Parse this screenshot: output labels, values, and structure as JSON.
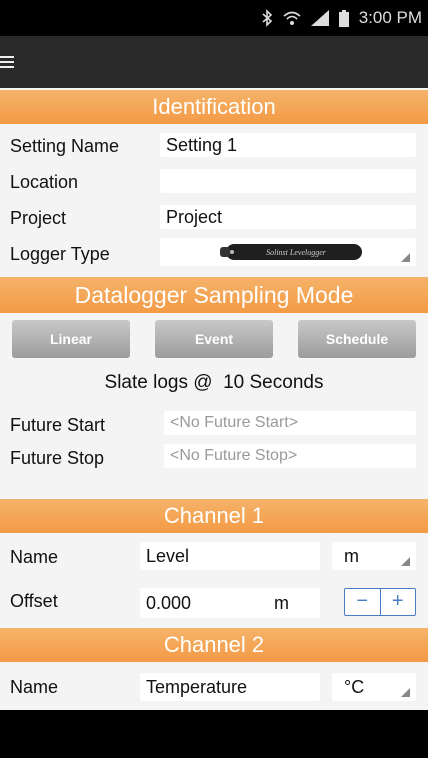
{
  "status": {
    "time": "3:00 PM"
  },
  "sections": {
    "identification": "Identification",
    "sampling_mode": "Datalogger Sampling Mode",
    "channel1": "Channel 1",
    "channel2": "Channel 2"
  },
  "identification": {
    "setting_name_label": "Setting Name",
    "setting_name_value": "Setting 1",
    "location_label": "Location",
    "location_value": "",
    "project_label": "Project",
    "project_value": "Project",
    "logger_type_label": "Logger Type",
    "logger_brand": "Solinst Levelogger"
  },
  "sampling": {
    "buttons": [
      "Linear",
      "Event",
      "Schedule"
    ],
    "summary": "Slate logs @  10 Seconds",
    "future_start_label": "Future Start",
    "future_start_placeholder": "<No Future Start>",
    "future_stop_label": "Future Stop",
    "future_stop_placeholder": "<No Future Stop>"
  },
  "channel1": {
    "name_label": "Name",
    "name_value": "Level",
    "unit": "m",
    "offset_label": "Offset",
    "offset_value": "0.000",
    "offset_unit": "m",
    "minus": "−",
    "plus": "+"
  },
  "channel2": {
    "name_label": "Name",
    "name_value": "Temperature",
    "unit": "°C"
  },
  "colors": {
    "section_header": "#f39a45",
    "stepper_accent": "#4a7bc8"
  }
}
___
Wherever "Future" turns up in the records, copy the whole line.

    "future_start_label": "Future Start",
    "future_start_placeholder": "<No Future Start>",
    "future_stop_label": "Future Stop",
    "future_stop_placeholder": "<No Future Stop>"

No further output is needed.